Before deciding on a rabbit as a pet, ask yourself some questions, such as: What do I want from a pet? Can I afford it? Should I get one or two rabbits? Will a rabbit get on with other pets?
Before deciding on a rabbit as a pet, it might be helpful to ask yourself these questions:-
What do I want from a pet?
Rabbits can be very affectionate and interactive but this is dependent on how comfortable and safe they feel in their environment. They are prey creatures who scare easily and need gentle handling. They love routine, dislike change and do not travel well. However, a rabbit that feels secure and whose needs are respected will be a wonderful companion - playful, bossy, demanding, mischievous and, above all, loving.
Will a rabbit fit in with my lifestyle?
A rabbit's key needs are companionship and exercise. They are most active at dawn and dusk and therefore fit well with people who work through the day and are able to spend time with their rabbit in the morning and evenings. As they do not make noise like a cat or dog they are very good indoor pets for people living in close proximity to their neighbours.
Can I afford it?
Rabbits are not particularly cheap pets. The initial cost of buying a rabbit and providing housing for it can be up to £300. Rabbits must be vaccinated twice a year against myxomatosis and yearly against VHD, costing around £20 to £30 per vaccination and it is strongly recommended that rabbits are neutered or spayed, like a cat or dog, to reduce behavioural problems and prevent cancer, costing around £60 for neutering and £90 for spaying.
Should I get one or two rabbits?
Rabbits need almost constant companionship. The best way to provide this is to keep two rabbits together. If you can only keep one rabbit due to cost or space restraints, you should spend as much time as possible every day with the rabbit; this is much easier if you have a house rabbit rather than a hutch rabbit. Your rabbit will relish the attention you give it as you are the provider of food, shelter and affection but for true companionship nothing beats another rabbit.
Should I get a rabbit for my child?
Rabbits are traditionally seen as a children's pet but in fact are not an ideal pet for a young child. They require a certain amount of looking after in terms of cleaning the cage etc and children naturally often get bored with this. They need to be handled gently so are not good for "rough and tumble". Put simply - a young child's boisterous and noisy nature is not a good fit with a rabbit's natural fear of loud noises and sudden movements. However, if you are happy to take responsibility for the care of the rabbit and are able to spend some time introducing your child to a rabbit and explaining their needs, children and rabbits will co-exist very happily.

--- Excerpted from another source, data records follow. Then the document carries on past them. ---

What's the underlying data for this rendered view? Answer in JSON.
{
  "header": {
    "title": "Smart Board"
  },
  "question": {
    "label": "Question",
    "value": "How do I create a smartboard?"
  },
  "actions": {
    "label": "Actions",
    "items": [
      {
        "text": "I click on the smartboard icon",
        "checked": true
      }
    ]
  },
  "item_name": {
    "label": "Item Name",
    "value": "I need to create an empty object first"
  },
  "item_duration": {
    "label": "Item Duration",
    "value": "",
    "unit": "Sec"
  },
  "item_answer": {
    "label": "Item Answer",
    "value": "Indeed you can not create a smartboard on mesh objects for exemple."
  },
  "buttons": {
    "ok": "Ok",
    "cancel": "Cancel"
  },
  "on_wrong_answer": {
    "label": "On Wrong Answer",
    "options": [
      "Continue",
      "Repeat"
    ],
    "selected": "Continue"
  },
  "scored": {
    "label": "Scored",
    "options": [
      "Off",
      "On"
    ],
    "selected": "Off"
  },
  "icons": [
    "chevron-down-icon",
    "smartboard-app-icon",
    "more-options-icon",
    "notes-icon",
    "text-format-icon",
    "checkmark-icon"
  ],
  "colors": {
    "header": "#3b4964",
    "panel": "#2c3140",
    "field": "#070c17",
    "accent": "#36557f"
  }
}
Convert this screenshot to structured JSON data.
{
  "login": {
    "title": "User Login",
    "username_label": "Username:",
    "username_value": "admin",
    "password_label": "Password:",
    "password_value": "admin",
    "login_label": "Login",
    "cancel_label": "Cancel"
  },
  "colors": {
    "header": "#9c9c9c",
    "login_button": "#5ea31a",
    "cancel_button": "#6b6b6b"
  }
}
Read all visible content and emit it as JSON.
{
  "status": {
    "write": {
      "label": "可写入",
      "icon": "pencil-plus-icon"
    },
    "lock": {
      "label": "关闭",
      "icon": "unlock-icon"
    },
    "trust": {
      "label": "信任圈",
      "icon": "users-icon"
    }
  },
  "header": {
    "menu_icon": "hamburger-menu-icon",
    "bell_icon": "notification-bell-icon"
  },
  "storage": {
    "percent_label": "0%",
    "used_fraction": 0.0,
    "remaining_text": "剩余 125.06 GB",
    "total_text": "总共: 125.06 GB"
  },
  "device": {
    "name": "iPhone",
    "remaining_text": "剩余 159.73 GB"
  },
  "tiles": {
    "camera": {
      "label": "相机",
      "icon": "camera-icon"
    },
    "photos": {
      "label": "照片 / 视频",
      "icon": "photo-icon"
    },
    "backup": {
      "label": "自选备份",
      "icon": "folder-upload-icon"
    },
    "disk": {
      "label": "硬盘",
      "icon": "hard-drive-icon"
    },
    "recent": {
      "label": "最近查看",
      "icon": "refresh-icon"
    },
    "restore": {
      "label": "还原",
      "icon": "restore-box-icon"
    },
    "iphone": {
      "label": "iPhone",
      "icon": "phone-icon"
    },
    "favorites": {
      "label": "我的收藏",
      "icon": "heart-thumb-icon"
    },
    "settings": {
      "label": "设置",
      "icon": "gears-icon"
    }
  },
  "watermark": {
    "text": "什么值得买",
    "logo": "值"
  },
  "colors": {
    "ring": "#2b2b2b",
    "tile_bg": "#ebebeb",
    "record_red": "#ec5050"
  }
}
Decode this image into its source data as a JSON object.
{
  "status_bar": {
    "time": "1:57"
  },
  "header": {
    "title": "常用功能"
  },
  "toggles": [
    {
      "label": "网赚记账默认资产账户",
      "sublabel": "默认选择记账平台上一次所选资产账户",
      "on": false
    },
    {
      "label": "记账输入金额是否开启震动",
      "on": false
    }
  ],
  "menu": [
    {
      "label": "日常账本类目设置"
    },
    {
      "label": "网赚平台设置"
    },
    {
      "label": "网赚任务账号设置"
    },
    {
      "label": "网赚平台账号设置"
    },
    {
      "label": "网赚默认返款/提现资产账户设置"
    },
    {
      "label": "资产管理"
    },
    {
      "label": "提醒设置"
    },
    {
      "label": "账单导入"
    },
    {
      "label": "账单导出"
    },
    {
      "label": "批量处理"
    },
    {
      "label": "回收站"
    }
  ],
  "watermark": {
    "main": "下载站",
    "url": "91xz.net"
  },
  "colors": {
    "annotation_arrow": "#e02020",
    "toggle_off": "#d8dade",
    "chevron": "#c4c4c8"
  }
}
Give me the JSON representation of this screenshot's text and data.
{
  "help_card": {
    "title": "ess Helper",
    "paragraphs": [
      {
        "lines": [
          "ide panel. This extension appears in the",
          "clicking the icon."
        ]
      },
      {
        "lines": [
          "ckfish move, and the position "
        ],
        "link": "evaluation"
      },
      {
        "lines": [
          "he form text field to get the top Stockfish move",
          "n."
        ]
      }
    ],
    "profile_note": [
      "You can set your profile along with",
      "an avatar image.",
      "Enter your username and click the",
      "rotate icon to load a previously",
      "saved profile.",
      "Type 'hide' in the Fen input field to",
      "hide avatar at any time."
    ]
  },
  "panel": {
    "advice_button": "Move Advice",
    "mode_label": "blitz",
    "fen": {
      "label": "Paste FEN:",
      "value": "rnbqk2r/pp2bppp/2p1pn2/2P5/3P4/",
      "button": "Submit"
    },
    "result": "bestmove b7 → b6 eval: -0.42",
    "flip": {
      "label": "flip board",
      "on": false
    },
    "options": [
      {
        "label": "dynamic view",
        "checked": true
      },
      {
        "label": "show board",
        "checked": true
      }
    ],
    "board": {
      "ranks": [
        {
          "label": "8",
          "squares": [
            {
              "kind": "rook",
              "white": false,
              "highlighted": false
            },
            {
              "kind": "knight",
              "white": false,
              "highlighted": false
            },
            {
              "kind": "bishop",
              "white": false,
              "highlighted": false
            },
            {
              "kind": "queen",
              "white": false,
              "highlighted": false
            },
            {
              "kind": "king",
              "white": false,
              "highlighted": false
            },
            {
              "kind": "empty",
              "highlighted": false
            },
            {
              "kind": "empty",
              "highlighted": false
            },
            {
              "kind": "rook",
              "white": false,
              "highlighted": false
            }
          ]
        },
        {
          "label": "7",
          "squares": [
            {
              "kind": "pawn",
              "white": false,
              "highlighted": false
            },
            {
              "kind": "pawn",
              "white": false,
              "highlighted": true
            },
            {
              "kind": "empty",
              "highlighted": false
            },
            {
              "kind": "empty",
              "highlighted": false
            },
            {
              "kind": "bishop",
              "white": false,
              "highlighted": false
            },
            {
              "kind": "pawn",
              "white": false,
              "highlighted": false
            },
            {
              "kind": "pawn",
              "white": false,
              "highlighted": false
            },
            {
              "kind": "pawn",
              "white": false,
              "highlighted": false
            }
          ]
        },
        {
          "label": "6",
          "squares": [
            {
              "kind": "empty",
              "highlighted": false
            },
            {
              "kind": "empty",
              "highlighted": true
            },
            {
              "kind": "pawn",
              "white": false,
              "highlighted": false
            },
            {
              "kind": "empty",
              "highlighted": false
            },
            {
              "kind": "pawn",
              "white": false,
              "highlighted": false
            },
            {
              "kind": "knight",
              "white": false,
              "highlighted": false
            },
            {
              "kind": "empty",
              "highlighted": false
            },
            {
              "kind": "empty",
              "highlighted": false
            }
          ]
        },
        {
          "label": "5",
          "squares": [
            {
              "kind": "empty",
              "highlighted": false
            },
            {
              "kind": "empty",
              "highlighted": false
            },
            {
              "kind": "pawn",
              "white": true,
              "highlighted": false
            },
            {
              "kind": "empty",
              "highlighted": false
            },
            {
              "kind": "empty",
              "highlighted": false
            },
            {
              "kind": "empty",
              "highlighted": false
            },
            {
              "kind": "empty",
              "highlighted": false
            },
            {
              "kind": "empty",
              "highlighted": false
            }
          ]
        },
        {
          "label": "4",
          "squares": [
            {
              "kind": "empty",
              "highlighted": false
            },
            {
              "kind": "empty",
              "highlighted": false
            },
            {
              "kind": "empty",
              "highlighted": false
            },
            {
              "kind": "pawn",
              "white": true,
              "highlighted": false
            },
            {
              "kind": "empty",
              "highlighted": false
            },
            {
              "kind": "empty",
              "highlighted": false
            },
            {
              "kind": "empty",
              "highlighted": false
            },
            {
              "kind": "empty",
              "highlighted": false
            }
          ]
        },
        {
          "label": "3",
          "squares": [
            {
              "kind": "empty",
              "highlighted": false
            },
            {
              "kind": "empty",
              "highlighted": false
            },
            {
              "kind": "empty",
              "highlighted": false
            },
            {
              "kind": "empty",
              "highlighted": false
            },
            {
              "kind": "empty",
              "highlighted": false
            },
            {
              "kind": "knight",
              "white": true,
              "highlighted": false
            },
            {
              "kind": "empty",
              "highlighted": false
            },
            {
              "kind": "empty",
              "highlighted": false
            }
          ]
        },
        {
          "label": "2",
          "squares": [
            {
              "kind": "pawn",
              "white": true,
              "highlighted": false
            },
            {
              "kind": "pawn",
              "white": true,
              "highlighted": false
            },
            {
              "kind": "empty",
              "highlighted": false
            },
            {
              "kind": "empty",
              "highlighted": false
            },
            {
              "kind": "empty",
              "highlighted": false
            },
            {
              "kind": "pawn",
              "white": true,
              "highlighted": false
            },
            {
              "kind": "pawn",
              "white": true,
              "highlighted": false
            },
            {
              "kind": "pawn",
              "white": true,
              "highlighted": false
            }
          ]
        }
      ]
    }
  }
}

Will a rabbit get on with my other pets?
Rabbits are often kept with guineapigs but this is not ideal as the guineapig will usually end up being bullied by the rabbit.
Rabbits can become friends with cats and dogs if the introductions are carried out properly and the cat or dog is not of an aggressive nature. However, nature dictates that cats and dogs are predators and rabbits are prey, therefore no relationship is ever entirely safe. At all times the rabbit should have somewhere to retreat to where the cat or dog cannot go.